Licensing a car in Missouri is not quite as involved as, say, acquiring a permit to operate a nuclear reactor, but it's close. When a citizen purchases a vehicle, he has 30 days to pay the sales tax on the transaction. During the interim, he can drive on temporary, or "paper" tags.
When the buyer arrives at the license office, he has to remit the sales tax due along with Personal Property Tax receipts to verify that he is current on that account as well. If he's delinquent on his Personal Property, he has to pay the overdue tax plus accrued interest and penalties. Additionally, he has to provide proof that the auto is properly insured.
If the car is five or more years old, the buyer also has to submit a form reflecting that it has passed a mechanical safety inspection. If it is to be licensed in an urban area, an auto emissions certificate is likewise required to guarantee that it will not unduly pollute the atmosphere.
Most people find the process to be an inconvenience fraught with unwelcome expense. For the poor, however, this annoying hassle amounts to an insurmountable obstacle to legal motoring because each of the above requirements entails a significant outlay of cash.
The economically disadvantaged thus often drive cars with bogus plates. These may be borrowed, stolen or simply taken off of one beater and bolted onto another. When these vehicles are towed, there's no way to determine legal ownership because the cars are not titled with the state.
The tow operator cannot release the auto without proper documentation, for fear that the legal owner might later materialize. After the vehicle has sat unclaimed, accumulating daily storage fees for a month or so, it becomes the lawful property of the tow company, which now has a problem of its own. To sell the car, the company needs a title. Getting one under these circumstances requires a paper chase that makes the burdensome licensing procedure look like a walk through the park.
With the above facts in mind, the final outcome of a two-year federal investigation becomes comprehensible. The two brothers who own the tow company each got a year and a day for income tax evasion. Those charges arose from the discovery of a cache of unreceipted cash found during the execution of a search warrant at their offices.
The sentencing judge allowed the brothers to serve staggered sentences so that one would be available to run the business while the other was in prison.
Q: If they were operating an inherently criminal enterprise as original reports implied, why would a federal judge help them to continue to do so?

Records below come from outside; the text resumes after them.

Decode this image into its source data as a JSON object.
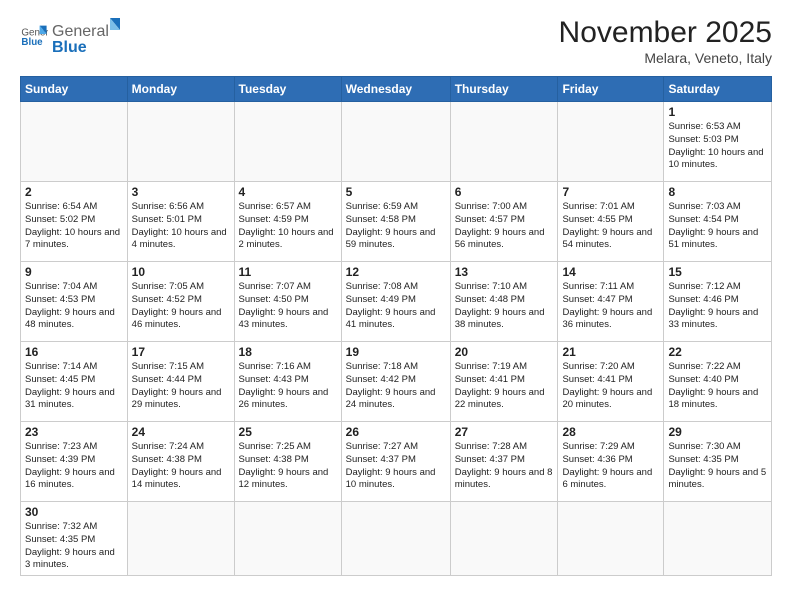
{
  "logo": {
    "general": "General",
    "blue": "Blue"
  },
  "header": {
    "month": "November 2025",
    "location": "Melara, Veneto, Italy"
  },
  "days_of_week": [
    "Sunday",
    "Monday",
    "Tuesday",
    "Wednesday",
    "Thursday",
    "Friday",
    "Saturday"
  ],
  "weeks": [
    [
      {
        "day": "",
        "info": ""
      },
      {
        "day": "",
        "info": ""
      },
      {
        "day": "",
        "info": ""
      },
      {
        "day": "",
        "info": ""
      },
      {
        "day": "",
        "info": ""
      },
      {
        "day": "",
        "info": ""
      },
      {
        "day": "1",
        "info": "Sunrise: 6:53 AM\nSunset: 5:03 PM\nDaylight: 10 hours and 10 minutes."
      }
    ],
    [
      {
        "day": "2",
        "info": "Sunrise: 6:54 AM\nSunset: 5:02 PM\nDaylight: 10 hours and 7 minutes."
      },
      {
        "day": "3",
        "info": "Sunrise: 6:56 AM\nSunset: 5:01 PM\nDaylight: 10 hours and 4 minutes."
      },
      {
        "day": "4",
        "info": "Sunrise: 6:57 AM\nSunset: 4:59 PM\nDaylight: 10 hours and 2 minutes."
      },
      {
        "day": "5",
        "info": "Sunrise: 6:59 AM\nSunset: 4:58 PM\nDaylight: 9 hours and 59 minutes."
      },
      {
        "day": "6",
        "info": "Sunrise: 7:00 AM\nSunset: 4:57 PM\nDaylight: 9 hours and 56 minutes."
      },
      {
        "day": "7",
        "info": "Sunrise: 7:01 AM\nSunset: 4:55 PM\nDaylight: 9 hours and 54 minutes."
      },
      {
        "day": "8",
        "info": "Sunrise: 7:03 AM\nSunset: 4:54 PM\nDaylight: 9 hours and 51 minutes."
      }
    ],
    [
      {
        "day": "9",
        "info": "Sunrise: 7:04 AM\nSunset: 4:53 PM\nDaylight: 9 hours and 48 minutes."
      },
      {
        "day": "10",
        "info": "Sunrise: 7:05 AM\nSunset: 4:52 PM\nDaylight: 9 hours and 46 minutes."
      },
      {
        "day": "11",
        "info": "Sunrise: 7:07 AM\nSunset: 4:50 PM\nDaylight: 9 hours and 43 minutes."
      },
      {
        "day": "12",
        "info": "Sunrise: 7:08 AM\nSunset: 4:49 PM\nDaylight: 9 hours and 41 minutes."
      },
      {
        "day": "13",
        "info": "Sunrise: 7:10 AM\nSunset: 4:48 PM\nDaylight: 9 hours and 38 minutes."
      },
      {
        "day": "14",
        "info": "Sunrise: 7:11 AM\nSunset: 4:47 PM\nDaylight: 9 hours and 36 minutes."
      },
      {
        "day": "15",
        "info": "Sunrise: 7:12 AM\nSunset: 4:46 PM\nDaylight: 9 hours and 33 minutes."
      }
    ],
    [
      {
        "day": "16",
        "info": "Sunrise: 7:14 AM\nSunset: 4:45 PM\nDaylight: 9 hours and 31 minutes."
      },
      {
        "day": "17",
        "info": "Sunrise: 7:15 AM\nSunset: 4:44 PM\nDaylight: 9 hours and 29 minutes."
      },
      {
        "day": "18",
        "info": "Sunrise: 7:16 AM\nSunset: 4:43 PM\nDaylight: 9 hours and 26 minutes."
      },
      {
        "day": "19",
        "info": "Sunrise: 7:18 AM\nSunset: 4:42 PM\nDaylight: 9 hours and 24 minutes."
      },
      {
        "day": "20",
        "info": "Sunrise: 7:19 AM\nSunset: 4:41 PM\nDaylight: 9 hours and 22 minutes."
      },
      {
        "day": "21",
        "info": "Sunrise: 7:20 AM\nSunset: 4:41 PM\nDaylight: 9 hours and 20 minutes."
      },
      {
        "day": "22",
        "info": "Sunrise: 7:22 AM\nSunset: 4:40 PM\nDaylight: 9 hours and 18 minutes."
      }
    ],
    [
      {
        "day": "23",
        "info": "Sunrise: 7:23 AM\nSunset: 4:39 PM\nDaylight: 9 hours and 16 minutes."
      },
      {
        "day": "24",
        "info": "Sunrise: 7:24 AM\nSunset: 4:38 PM\nDaylight: 9 hours and 14 minutes."
      },
      {
        "day": "25",
        "info": "Sunrise: 7:25 AM\nSunset: 4:38 PM\nDaylight: 9 hours and 12 minutes."
      },
      {
        "day": "26",
        "info": "Sunrise: 7:27 AM\nSunset: 4:37 PM\nDaylight: 9 hours and 10 minutes."
      },
      {
        "day": "27",
        "info": "Sunrise: 7:28 AM\nSunset: 4:37 PM\nDaylight: 9 hours and 8 minutes."
      },
      {
        "day": "28",
        "info": "Sunrise: 7:29 AM\nSunset: 4:36 PM\nDaylight: 9 hours and 6 minutes."
      },
      {
        "day": "29",
        "info": "Sunrise: 7:30 AM\nSunset: 4:35 PM\nDaylight: 9 hours and 5 minutes."
      }
    ],
    [
      {
        "day": "30",
        "info": "Sunrise: 7:32 AM\nSunset: 4:35 PM\nDaylight: 9 hours and 3 minutes."
      },
      {
        "day": "",
        "info": ""
      },
      {
        "day": "",
        "info": ""
      },
      {
        "day": "",
        "info": ""
      },
      {
        "day": "",
        "info": ""
      },
      {
        "day": "",
        "info": ""
      },
      {
        "day": "",
        "info": ""
      }
    ]
  ]
}
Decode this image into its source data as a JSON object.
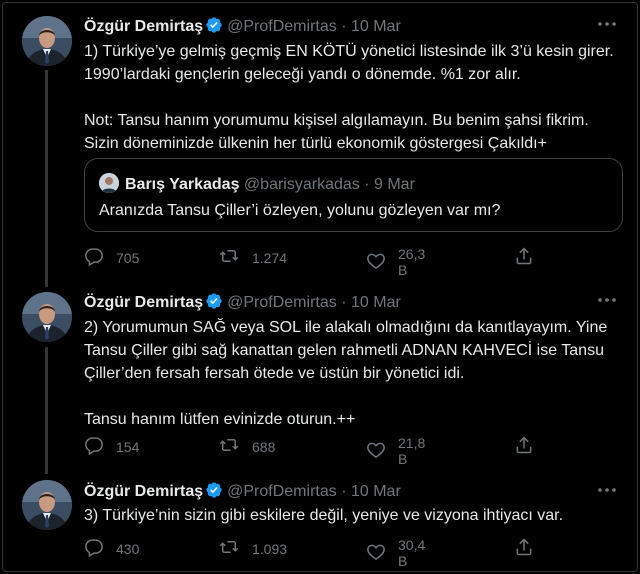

A retired cop who ran the tow lot -- the alleged mastermind of the scheme -- got 10 months for mail fraud and bribery. A former city auto theft detective received 27 months for mail fraud. These two apparently figured out a shady way to shortcut the re-titling process and were dumb enough to use the U.S. mail to transport the necessary documents.
Press reports now hint that the inquest could have gone much further if the suspects had cooperated. That's probably true, because it's usually easier to convict defendants who want to assist in their own prosecution.
The simple fact is that none of the putative victims was able to demonstrate that a legally owned auto was purloined under color of law. The case turned out to be an all-bun-and-no-wiener affair because nobody was ever charged with, much less convicted of, stealing anybody's car.
As for rumors of a far-reaching conspiracy and widespread police corruption, U.S Attorney Richard Callahan told the press, ... What is provable has been charged and what is not provable has not. No additional criminal charges are anticipated."
Or as Vonnegut might have put it, "No damn cat, and no damn cradle."
M.W.Guzy is a retired St. Louis cop who currently works for the city Sheriff's Department. His column appears weekly in the Beacon.